The components of a successful goal:
- Strong commitment to change
- Goals that are meaningful to you
- Coping strategies to deal with problems or barriers that will occur
- System for tracking progress
- A plan with smaller, specific steps
- A support network of friends and family
- A high sense of self-efficacy – believe in your own will power
The biggest barrier to setting and achieving goals is the limitations set by your own thinking. So the first step is overcoming the beliefs that limit your sense of your ability to reach your goals. Day in and day out, your constant focus should be on your goals so you can get past the clutter and the distractions.
A shift in thinking is required. Stop thinking of your goals in terms of what problems you will face, whose fault they are, and how frustrated they make you. Instead, think in empowering terms: Why do you want to achieve this goal, and what positive impacts will it have on your life? What resources do you have to help you get there?
What to avoid in goal-setting:
- Goals that are too large and grandiose. Dream big, but tackle goals in smaller bites. You’ll get to those bigger goals eventually, but only if you’re set on a path that includes more immediately achievable successes. Reward yourself along the way.
- Too many goals. Wouldn’t it be nice to be good at everything? To be a gourmet cook, a stellar athlete, a hard-working provider for your family, and the foremost expert in rainforest insect life or origami? But if you can’t do it all to your desired level of perfection, you’re going to get frustrated and your overall performance will suffer. Focus on what you’re able to excel at here and now.
- Problem-oriented goals. “I want a job with a stable company that will still be around in 20 years.” It’s understandable to have goals that aim at avoiding problems or pitfalls, but merely surviving will neither inspire you nor push you to new levels.
- Goals driven by outside influences. Did the character in your favorite new movie make you feel like you’re just not doing enough? After all, she’s a high-powered lawyer by day and an international spy at night – and she still manages to fit in yoga every morning. Are you striving to achieve something not because you want it but because your parents, your boss, or your favorite motivational speaker said you should want it? Or is your goal totally driven by money? If a goal doesn’t mean something to you personally, and if it isn’t truly within your reach, you’ll never get there – or, if you do, you won’t find the personal satisfaction that makes goals so worthwhile in the first place.
At the start of 2011, the WGU Alumni & Career Services Career Café webinar series tackled goal-setting, and as the year comes to an end, it’s a great chance to revisit your 2011 goals, evaluate your success, and lay down your plan for your 2012 goals.
For 2012, WGU’s Alumni & Career Services is offering more goal-setting advice in a new Career Café webinar. The free webinar will air live on Jan. 11, 2012, and you can RSVP to attend now.
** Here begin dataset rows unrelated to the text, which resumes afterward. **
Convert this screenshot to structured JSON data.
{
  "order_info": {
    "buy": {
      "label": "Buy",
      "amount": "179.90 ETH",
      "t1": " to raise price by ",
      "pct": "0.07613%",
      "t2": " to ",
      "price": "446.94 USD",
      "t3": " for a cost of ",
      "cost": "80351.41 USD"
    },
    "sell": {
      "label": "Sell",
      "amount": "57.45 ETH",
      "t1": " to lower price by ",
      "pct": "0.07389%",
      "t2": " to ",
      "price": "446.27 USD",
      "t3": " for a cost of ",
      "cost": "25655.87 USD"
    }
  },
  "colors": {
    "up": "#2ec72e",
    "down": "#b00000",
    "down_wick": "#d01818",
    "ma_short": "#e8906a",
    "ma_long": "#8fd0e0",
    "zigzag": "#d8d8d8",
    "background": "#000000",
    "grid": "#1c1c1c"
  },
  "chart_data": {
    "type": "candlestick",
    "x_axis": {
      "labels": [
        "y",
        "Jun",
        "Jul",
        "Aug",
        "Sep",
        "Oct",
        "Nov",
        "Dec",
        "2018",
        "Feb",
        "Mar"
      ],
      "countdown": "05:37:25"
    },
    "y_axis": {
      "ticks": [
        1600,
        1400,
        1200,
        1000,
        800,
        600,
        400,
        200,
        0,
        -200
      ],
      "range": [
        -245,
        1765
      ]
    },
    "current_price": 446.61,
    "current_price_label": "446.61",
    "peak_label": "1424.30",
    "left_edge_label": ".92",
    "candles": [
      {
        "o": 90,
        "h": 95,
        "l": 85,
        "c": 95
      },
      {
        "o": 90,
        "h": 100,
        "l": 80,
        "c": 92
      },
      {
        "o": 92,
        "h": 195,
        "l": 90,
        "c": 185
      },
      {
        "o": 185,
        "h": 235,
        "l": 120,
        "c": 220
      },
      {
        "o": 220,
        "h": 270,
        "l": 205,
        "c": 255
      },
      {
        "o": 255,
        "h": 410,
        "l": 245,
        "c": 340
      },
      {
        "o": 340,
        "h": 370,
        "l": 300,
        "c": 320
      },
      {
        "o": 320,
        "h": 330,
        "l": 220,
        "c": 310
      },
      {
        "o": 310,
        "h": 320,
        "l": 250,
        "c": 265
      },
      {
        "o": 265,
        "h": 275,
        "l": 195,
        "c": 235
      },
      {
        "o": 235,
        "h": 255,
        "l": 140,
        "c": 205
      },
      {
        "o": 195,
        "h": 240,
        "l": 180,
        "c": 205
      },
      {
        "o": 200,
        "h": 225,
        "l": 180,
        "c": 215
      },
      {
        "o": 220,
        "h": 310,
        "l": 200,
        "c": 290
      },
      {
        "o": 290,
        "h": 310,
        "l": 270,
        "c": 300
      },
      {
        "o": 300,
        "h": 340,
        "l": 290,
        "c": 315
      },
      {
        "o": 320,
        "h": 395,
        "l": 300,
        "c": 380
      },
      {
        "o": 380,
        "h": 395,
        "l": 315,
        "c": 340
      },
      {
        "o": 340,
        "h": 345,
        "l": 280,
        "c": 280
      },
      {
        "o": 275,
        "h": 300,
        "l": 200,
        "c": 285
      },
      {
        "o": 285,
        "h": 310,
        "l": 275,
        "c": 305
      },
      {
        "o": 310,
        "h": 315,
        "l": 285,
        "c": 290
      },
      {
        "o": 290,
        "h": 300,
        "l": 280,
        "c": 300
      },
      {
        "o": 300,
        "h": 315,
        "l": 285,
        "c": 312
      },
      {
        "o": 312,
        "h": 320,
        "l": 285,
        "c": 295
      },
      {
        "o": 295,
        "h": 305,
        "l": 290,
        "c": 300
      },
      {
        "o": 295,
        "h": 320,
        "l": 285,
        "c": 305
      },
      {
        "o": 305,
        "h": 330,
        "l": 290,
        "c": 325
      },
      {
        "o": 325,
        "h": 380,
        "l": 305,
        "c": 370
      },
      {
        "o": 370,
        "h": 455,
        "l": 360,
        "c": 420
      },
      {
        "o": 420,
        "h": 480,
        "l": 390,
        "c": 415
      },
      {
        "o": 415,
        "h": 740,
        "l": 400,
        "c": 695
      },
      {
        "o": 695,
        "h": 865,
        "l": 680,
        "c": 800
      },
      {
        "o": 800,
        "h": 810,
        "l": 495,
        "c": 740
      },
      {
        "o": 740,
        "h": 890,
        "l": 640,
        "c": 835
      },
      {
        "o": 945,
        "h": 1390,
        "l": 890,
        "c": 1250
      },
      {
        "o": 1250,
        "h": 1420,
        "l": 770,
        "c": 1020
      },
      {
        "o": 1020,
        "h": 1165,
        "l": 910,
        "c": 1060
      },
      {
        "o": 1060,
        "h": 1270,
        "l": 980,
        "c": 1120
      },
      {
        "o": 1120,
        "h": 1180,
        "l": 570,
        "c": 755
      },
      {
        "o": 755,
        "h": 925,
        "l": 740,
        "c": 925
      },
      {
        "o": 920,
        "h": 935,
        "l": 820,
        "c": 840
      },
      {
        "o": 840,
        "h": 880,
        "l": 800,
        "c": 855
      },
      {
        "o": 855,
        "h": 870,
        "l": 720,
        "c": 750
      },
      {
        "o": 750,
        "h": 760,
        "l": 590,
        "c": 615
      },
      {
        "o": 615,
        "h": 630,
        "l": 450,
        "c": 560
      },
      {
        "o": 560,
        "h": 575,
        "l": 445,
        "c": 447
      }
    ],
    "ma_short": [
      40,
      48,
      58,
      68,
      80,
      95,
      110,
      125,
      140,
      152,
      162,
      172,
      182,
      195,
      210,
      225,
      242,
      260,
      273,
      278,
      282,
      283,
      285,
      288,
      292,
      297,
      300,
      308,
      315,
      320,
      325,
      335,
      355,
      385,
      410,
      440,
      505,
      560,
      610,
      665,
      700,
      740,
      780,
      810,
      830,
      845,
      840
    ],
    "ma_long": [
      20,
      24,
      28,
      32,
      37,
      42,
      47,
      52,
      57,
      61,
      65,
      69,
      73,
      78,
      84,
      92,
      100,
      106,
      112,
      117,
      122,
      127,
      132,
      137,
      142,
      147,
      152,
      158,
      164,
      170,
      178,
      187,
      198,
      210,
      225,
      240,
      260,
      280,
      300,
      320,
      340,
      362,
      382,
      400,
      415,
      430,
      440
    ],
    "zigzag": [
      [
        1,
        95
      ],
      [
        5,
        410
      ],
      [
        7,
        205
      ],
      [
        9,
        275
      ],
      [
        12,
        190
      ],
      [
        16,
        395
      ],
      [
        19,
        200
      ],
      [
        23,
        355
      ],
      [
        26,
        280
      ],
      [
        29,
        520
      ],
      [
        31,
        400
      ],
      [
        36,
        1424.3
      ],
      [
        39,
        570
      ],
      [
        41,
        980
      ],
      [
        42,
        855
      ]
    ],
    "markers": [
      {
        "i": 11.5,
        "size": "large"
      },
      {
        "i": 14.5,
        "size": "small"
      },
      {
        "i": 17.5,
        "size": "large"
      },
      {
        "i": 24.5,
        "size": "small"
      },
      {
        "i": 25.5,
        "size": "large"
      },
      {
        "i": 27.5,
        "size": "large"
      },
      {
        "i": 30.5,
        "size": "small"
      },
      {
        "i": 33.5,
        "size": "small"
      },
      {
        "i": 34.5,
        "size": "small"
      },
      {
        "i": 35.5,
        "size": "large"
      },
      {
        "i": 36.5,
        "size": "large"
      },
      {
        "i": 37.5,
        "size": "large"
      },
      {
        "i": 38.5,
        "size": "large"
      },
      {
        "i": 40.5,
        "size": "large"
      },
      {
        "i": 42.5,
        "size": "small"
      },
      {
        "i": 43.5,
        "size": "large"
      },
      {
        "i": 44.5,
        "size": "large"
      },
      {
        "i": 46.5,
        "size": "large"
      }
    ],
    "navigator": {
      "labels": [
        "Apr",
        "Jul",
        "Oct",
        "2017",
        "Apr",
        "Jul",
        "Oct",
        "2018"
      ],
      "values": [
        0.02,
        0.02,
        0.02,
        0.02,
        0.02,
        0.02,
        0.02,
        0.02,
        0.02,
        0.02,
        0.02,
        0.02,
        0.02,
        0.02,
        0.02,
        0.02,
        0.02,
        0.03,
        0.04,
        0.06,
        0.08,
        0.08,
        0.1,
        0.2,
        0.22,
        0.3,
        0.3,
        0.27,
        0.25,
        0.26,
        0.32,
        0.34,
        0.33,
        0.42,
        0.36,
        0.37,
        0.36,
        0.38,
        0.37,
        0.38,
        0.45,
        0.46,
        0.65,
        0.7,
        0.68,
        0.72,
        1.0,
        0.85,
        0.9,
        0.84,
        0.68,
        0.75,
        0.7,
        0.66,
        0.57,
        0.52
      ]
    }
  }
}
Full archives of previous Career Café webinars are always available for free viewing.
And sometimes, one of the best ways to be sure you achieve your goals is to share them with others. Once you’ve told people what you intend to achieve, you’re opening yourself up to their words of advice, their encouragement, and that extra motivation to stick with it.
So let us know – what are your 2012 resolutions? Leave a comment via Facebook connect below and you’ll also be sharing your goals with your Facebook friends, who can become your support network and your cheering section as you make 2012 your most successful year yet.